That’s the beauty of it, no? That you can still be surprised as it’s happening?
Absolutely. I think it wouldn’t be nearly as much fun if it was just handsome colors that I picked and it just materialized.
Overall, I have to say I’m super curious as to the sort of alchemy of your process.
Totally. I call it that too. I’m obsessed with the alchemy of image making and painting. I’m all about it.
So do you have a habitual way into process? Do you typically begin from the same starting point?
Yeah. I’ve been mixing it up a little lately. I used to start out by really watering down house paint and using a roller and sort of creating a texture by dripping a few different colors over each other, which will create sort of those vertical drippy lines, and then it sorta melds together a little bit. It creates a texture that is pretty random. So then when I go on top of that with the overall design line work, it has something interesting already going on beneath it. Then I start to add color, and I can push and pull it and manipulate with shading and weathering and all that. It all starts to come together. I like to start with randomness first to bring it all together. It all depends on the situation. The last few walls I did were more reigned in. It really does depend on the texture of the wall, the location of the wall, the size—all that stuff.
I know you’ll sometimes use a computer projection of your sketch on the wall while you are working. Is that always the case? Do you use it in the same way that you use screen printing as a guide for the geometric patterns of your design when in the studio?
No. Those are definitely tools that I use, but definitely not every time. Again, it depends on the situation. So, typically if it’s a really large wall and projection isn’t practical, I usually just use string and nails, which is what I use to get my circles and arcs. Then it’s all free-handed.
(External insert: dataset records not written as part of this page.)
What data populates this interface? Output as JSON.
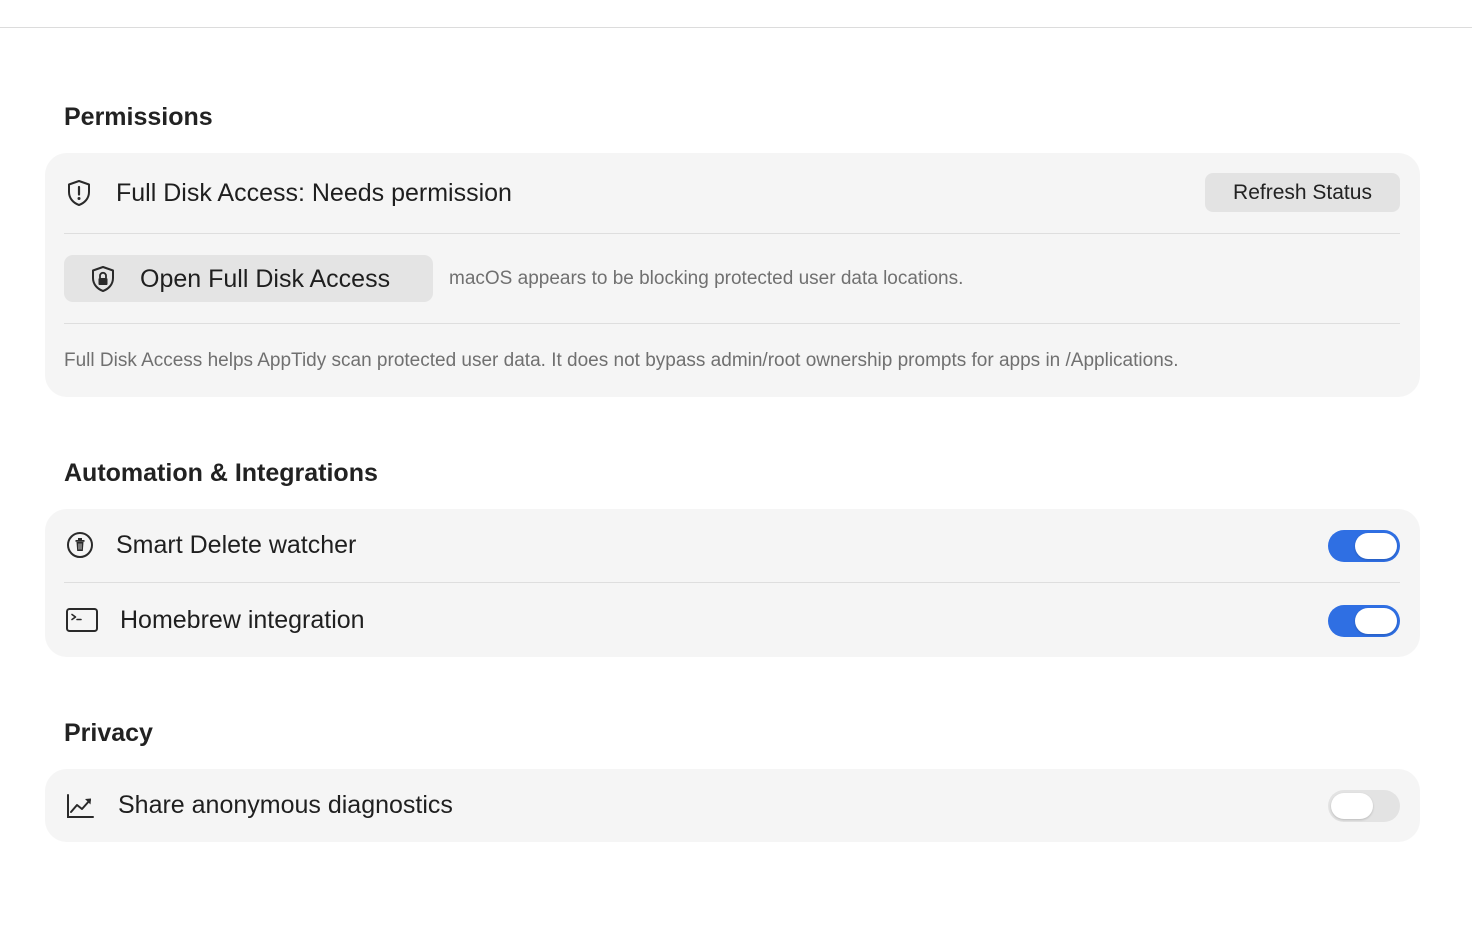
{
  "sections": {
    "permissions": {
      "title": "Permissions",
      "full_disk_status": "Full Disk Access: Needs permission",
      "refresh_label": "Refresh Status",
      "open_label": "Open Full Disk Access",
      "blocking_hint": "macOS appears to be blocking protected user data locations.",
      "info_note": "Full Disk Access helps AppTidy scan protected user data. It does not bypass admin/root ownership prompts for apps in /Applications.",
      "status_icon": "shield-exclamation-icon",
      "open_icon": "shield-lock-icon"
    },
    "automation": {
      "title": "Automation & Integrations",
      "items": [
        {
          "label": "Smart Delete watcher",
          "icon": "trash-circle-icon",
          "enabled": true
        },
        {
          "label": "Homebrew integration",
          "icon": "terminal-icon",
          "enabled": true
        }
      ]
    },
    "privacy": {
      "title": "Privacy",
      "items": [
        {
          "label": "Share anonymous diagnostics",
          "icon": "chart-line-icon",
          "enabled": false
        }
      ]
    }
  },
  "colors": {
    "accent": "#2f6fe3",
    "card_background": "#f5f5f5",
    "toggle_off": "#e3e3e3"
  }
}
The Little Italy mural I did for the L.I.S.A Project previously, I did use a projector on that one because it made a lot of sense. As murals get larger or if those circle elements are large enough to do with a string compass, then it just makes sense for me to just do it that way than with the other technique.
Photo courtesy of Rey Rosa Photography
A lot of people draw their line in the sand when it comes to street art versus writing. You are a person I always bring up in those conversations, because, again, you are not quite a street artist nor are you vying for what writers are after and the bulk of your work is free-hand. You exist in your own category of “other.”
I appreciate that. Yeah, and doing it by hand is just really my preferred method. I will use spraypaint from time to time for speed, but I really prefer a brush in my hand. It’s just a lot sexier—if that makes any sense—to be pulling a line with a brush than having a mask and using a spraycan. It’s just not my style. But, I’ll actually be using spraypaint on this wall for LoMan. I like to have as many techniques in my toolbox as possible. There are some things that I like to use as much as possible and then there are some things I have in reserve just in case the situation requires it.
Like a ninja.
Totally. I used to be much more of a purist about things, and now I think it’s just foolish not to use every technique and technology available to get the desired effect because it’s not easy [laughs] so you might as well not make it any harder on yourself. If there is a way of making it more efficient or you can simply make a better piece of art, then you should take advantage of it.
Would you say that you are bewitched by process?
Yeah. I think so. I’m pretty obsessed with process. I’m always trying new processes and new techniques in the studio and outdoors. You know, we were talking about alchemy: I definitely think that there is an alchemy to image making, and I’m always trying to tap into more of that secret knowledge.
Beau Stanton’s LoMan mural will be located at 3rd Street and 2nd Ave.